It is not as if we have not had a warning shot about the dangers. It was this credit-default swap market that was the primary cause of the market crash in 2008. A financial sneeze could bring our financial system to its knees. It is easy for a trader to make a bet that is so large that a failure is beyond the capacity of the institution to pay. In one instance, AIG could not pay on $50 billion in derivatives debts. It had the potential to bring down some of the largest banks in the world. The money at stake in a transaction can exceed the capital of the trading operation. The derivatives trading has become so complex that it is difficult to know who owes what to who and what the effect of a default might be. The 2008 financial crisis demonstrated that derivatives trading is out of control. This trading has the potential to bring down the entire financial system of the world. Correcting this situation is politically difficult because the politicians and political parties have come to rely on the ‘generosity’ and ‘helpful assistance’ given by the finance industry. The politicians will betray the electorate. Hell on earth will be the result of inaction against the menace of derivatives. It will be the end of the world as we know it. Our only hope as a civilization is to smash these derivatives and forever ban them. The financial system is too important for civilized life to be privately run and controlled. This financial system entraps the unwary cities, states, and nations into unpayable debt as proposed by Moses. These entities are bled and asset stripped. The banks that carry out the rout grow richer with money they can never hope to spend. This leads to a gross hoarding of money until those that produce the products and services that are needed for life are so short of money that the whole foundation of the money system collapses. The whole system might be operating within the law but the laws are wrong. The derivatives system is legal, but it is a complete corruption of a money system. The whole activity of ‘making money from money’ adds nothing to civilization and damages the livelihood of communities, cities, states, and nations. When the system collapses, billions of people will be placed into abject misery and the system is so broken that it will be difficult to repair. We cannot afford to not repair it. Fixing it is easier than living through the pain of collapse.

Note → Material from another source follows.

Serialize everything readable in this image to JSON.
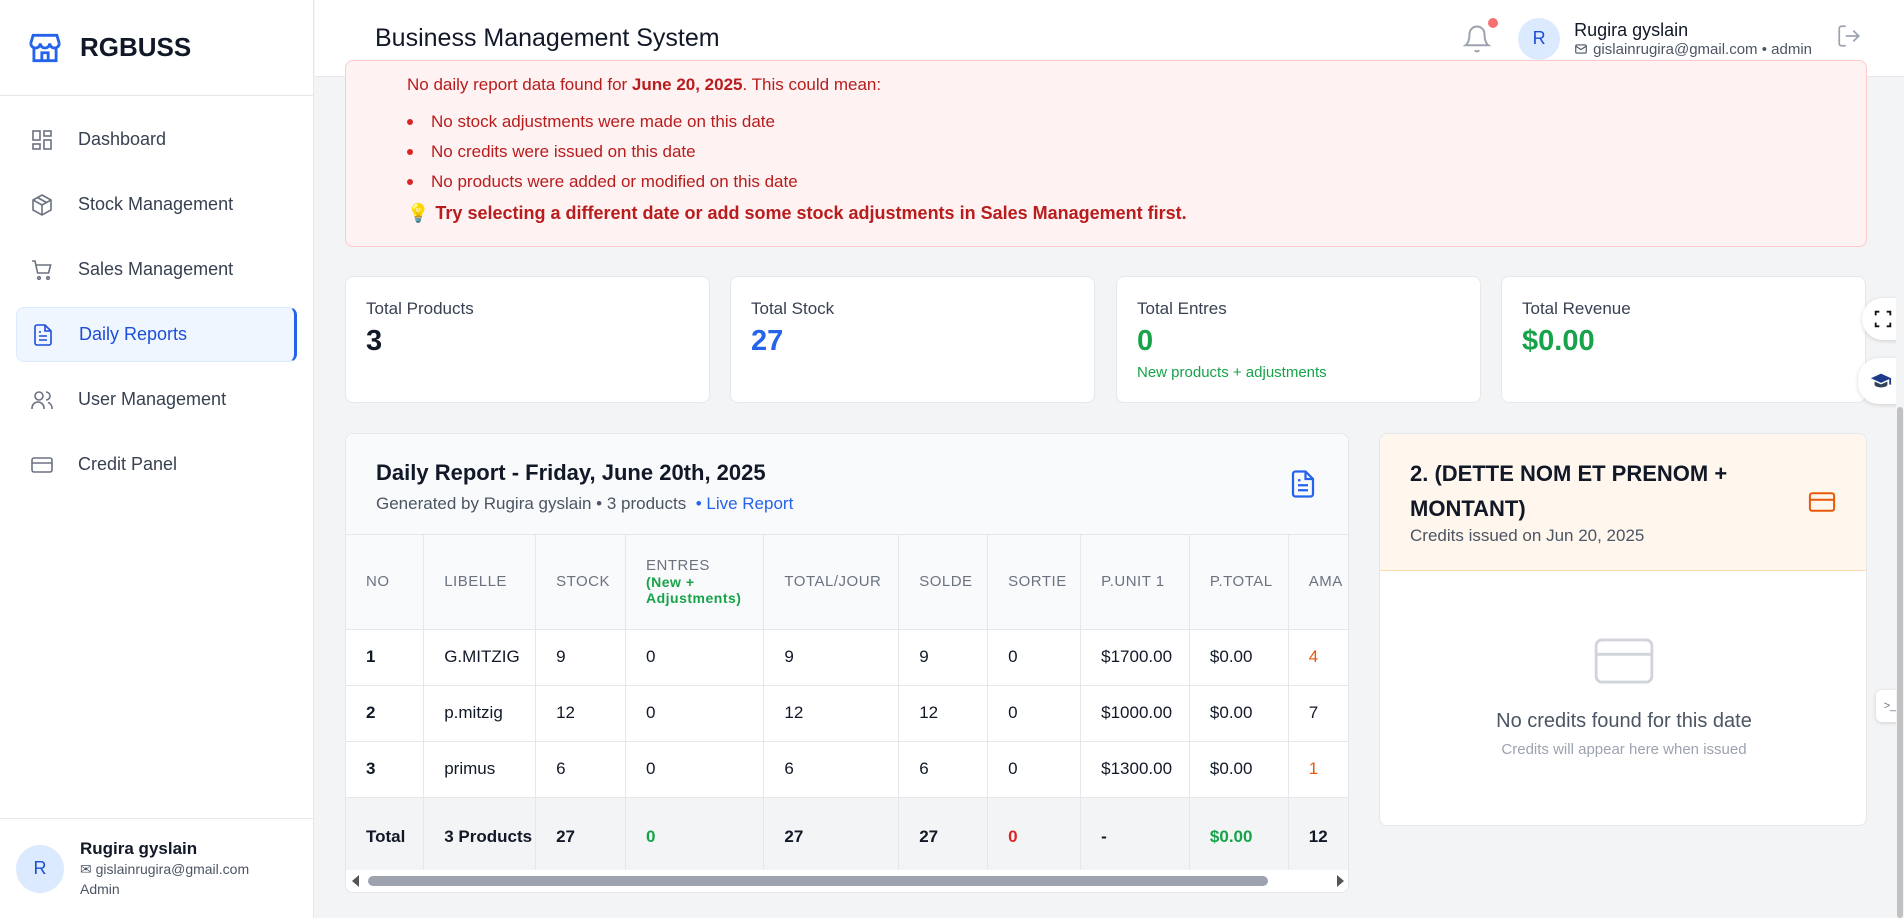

You should know the solution by now. It is Glass-Steagall. A complete separation of Investment Banks from Commercial Banks.